You can add all files or just one files. Since we are just getting started, we'd like to just get everything added.

But Wait! How do you know if all your git ignore configurations are set correctly. Sure you can always add and then remove, but that just adds extra work, and no one likes that. You can actually do a dry run first, just to see what it would add if you did run the command for real:

  git add . --dry-run

So the above command will add all items, that's what the . represents, and then pass in the flag --dry-run just to see what your actions might do. If you see errors, nows your chance to update the .gitignore to ignore the correct files. But if you've run the dry run and everything looks good, now lets run the command for real:

git add .

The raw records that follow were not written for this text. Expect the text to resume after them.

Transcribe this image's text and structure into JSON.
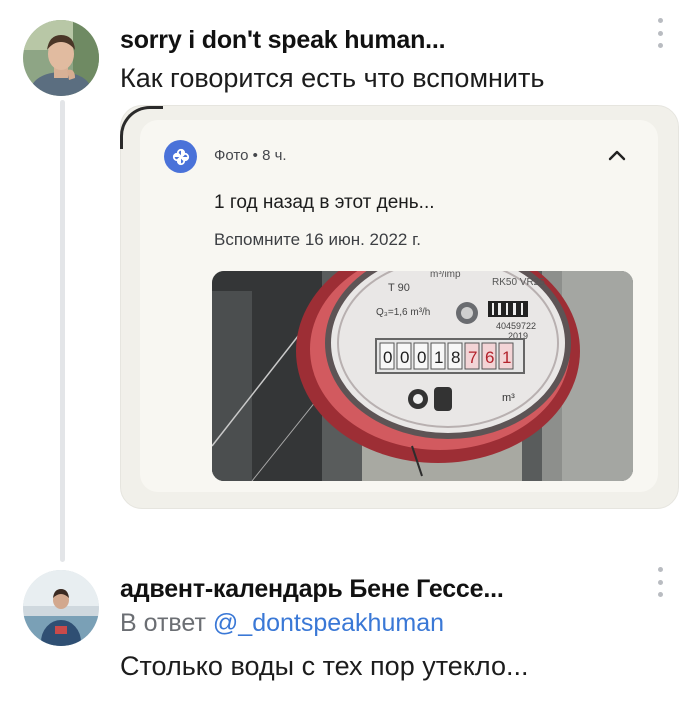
{
  "post1": {
    "author": "sorry i don't speak human...",
    "text": "Как говорится есть что вспомнить"
  },
  "notification": {
    "app": "Фото",
    "time_sep": "•",
    "time": "8 ч.",
    "title": "1 год назад в этот день...",
    "subtitle": "Вспомните 16 июн. 2022 г."
  },
  "photo_text": {
    "temp": "T 90",
    "flow": "Q₃=1,6 m³/h",
    "imp": "m³/imp",
    "model": "RK50 VR25",
    "serial": "40459722",
    "year": "2019",
    "digits": [
      "0",
      "0",
      "0",
      "1",
      "8",
      "7",
      "6",
      "1"
    ],
    "unit": "m³"
  },
  "post2": {
    "author": "адвент-календарь Бене Гессе...",
    "reply_prefix": "В ответ",
    "reply_handle": "@_dontspeakhuman",
    "text": "Столько воды с тех пор утекло..."
  },
  "icons": {
    "app_icon": "pinwheel-icon",
    "collapse": "chevron-up-icon",
    "menu": "kebab-icon"
  },
  "colors": {
    "mention": "#3a78d6",
    "app_icon_bg": "#4a72d9",
    "meter_red": "#c0434a"
  }
}
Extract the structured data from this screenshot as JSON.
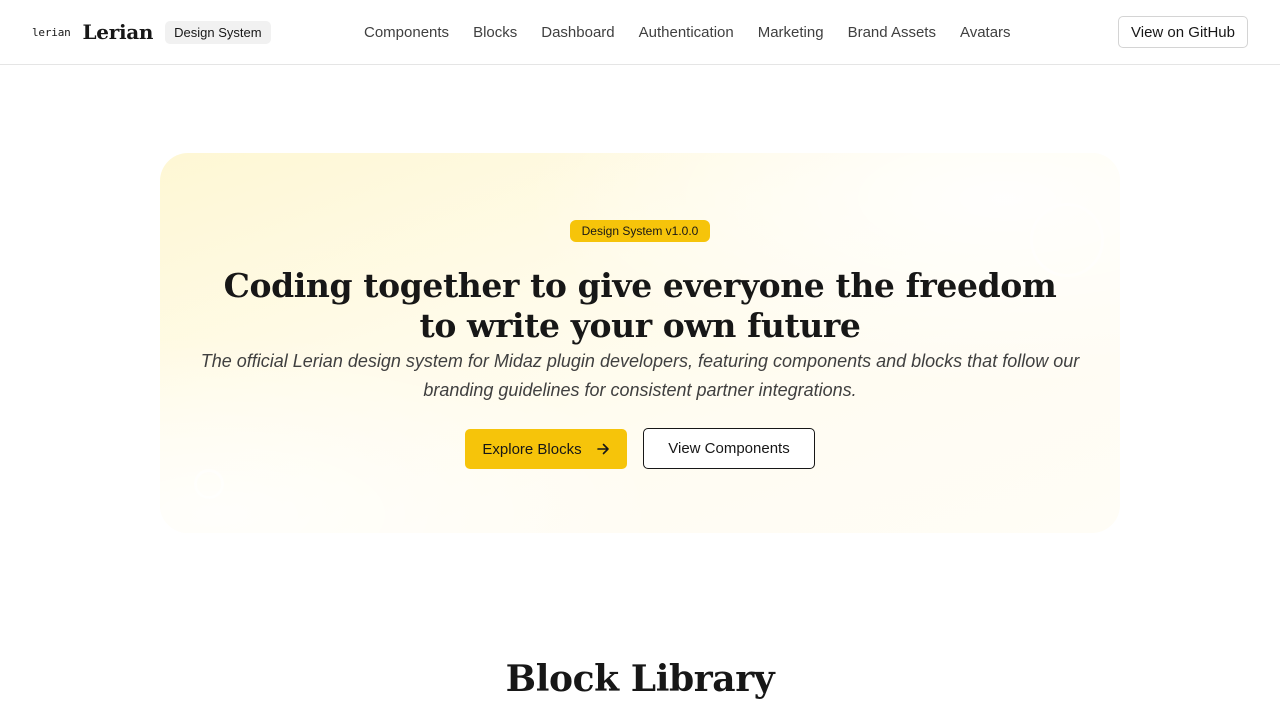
{
  "header": {
    "logo_mark": "lerian",
    "brand_name": "Lerian",
    "brand_badge": "Design System",
    "nav": [
      {
        "label": "Components"
      },
      {
        "label": "Blocks"
      },
      {
        "label": "Dashboard"
      },
      {
        "label": "Authentication"
      },
      {
        "label": "Marketing"
      },
      {
        "label": "Brand Assets"
      },
      {
        "label": "Avatars"
      }
    ],
    "github_label": "View on GitHub"
  },
  "hero": {
    "badge": "Design System v1.0.0",
    "title": "Coding together to give everyone the freedom to write your own future",
    "subtitle": "The official Lerian design system for Midaz plugin developers, featuring components and blocks that follow our branding guidelines for consistent partner integrations.",
    "primary_button": "Explore Blocks",
    "primary_icon": "arrow-right-icon",
    "secondary_button": "View Components"
  },
  "section": {
    "title": "Block Library"
  },
  "colors": {
    "accent": "#f6c40a",
    "text": "#171717",
    "muted": "#404040",
    "border": "#e5e5e5"
  }
}
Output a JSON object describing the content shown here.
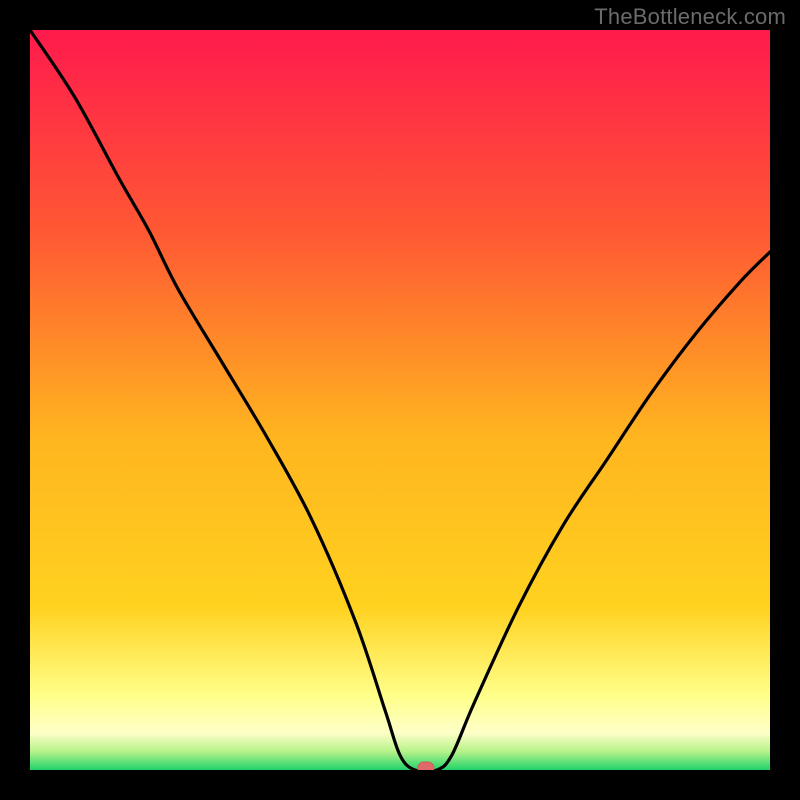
{
  "attribution": "TheBottleneck.com",
  "colors": {
    "page_bg": "#000000",
    "grad_top": "#ff1a4d",
    "grad_mid1": "#ff6a2a",
    "grad_mid2": "#ffd21f",
    "grad_lightband": "#ffff9e",
    "grad_green": "#1fd36b",
    "curve": "#000000",
    "marker_fill": "#e06a6a",
    "marker_stroke": "#d15a5a"
  },
  "chart_data": {
    "type": "line",
    "title": "",
    "xlabel": "",
    "ylabel": "",
    "xlim": [
      0,
      100
    ],
    "ylim": [
      0,
      100
    ],
    "grid": false,
    "legend": false,
    "series": [
      {
        "name": "bottleneck-curve",
        "x": [
          0,
          6,
          12,
          16,
          20,
          26,
          32,
          38,
          44,
          48,
          50,
          52,
          55,
          57,
          60,
          66,
          72,
          78,
          84,
          90,
          96,
          100
        ],
        "y": [
          100,
          91,
          80,
          73,
          65,
          55,
          45,
          34,
          20,
          8,
          2,
          0,
          0,
          2,
          9,
          22,
          33,
          42,
          51,
          59,
          66,
          70
        ]
      }
    ],
    "annotations": [
      {
        "name": "min-marker",
        "x": 53.5,
        "y": 0,
        "shape": "pill"
      }
    ]
  }
}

So now you've added your changes, which basically means that they can now be tracked by source control, but you have not committed or pushed those changes to the remote repository yet. Another useful command is this:

git status

This command will give you a status of your situation. In my case, it tells me the branch that I'm working on (I'll cover branching in part two of this series), what commits I've made, and finally the changes waiting to be committed (and sitting in staging).

What is "Staging" you might be asking. Well there is an official definition, but really its just a queue where the files you want to commit to source control sit. But there is two queue's, one where files have changes and are ready to commit, and then staged changes which will be committed with your next commit command. So why is there a distinction there? Well sometimes you might not be ready to commit all of your changes, or you might want to committ your changes in multiple commits, either case, I have found this feature extremely helpful at times.

But once you are ready to commit your changes, its actually quite easy to do so, by using the following command:

  git commit -m "Commit Message"

I won't go into specifics of the art of naming your commit, but it should be descriptive of the changes that you are making. Working on a specific Jira ticket, go ahead and mention it. Make it clear so that any other devs working on this project later on, will understand what you changed and why. Once you've run that command, your local file system should no longer show any pending changes. But you aren't quite yet done. There is one last task to be completed. You need to push your changes up to the remote repository so that others can access your changes as well.

It's really actually quite easy to do that via the CLI as well. Just run the following command:

  git push

With pretty much every CLI command that you might run, it's possible to add the flag --dry-run to just see what the command might do. That way you can be sure what actions these commands will take.

That pretty much completes this guide. These are the basic steps needed to clone, add and commit changes to source control, using the CLI.



Stay up to date

© 2024 All rights reserved.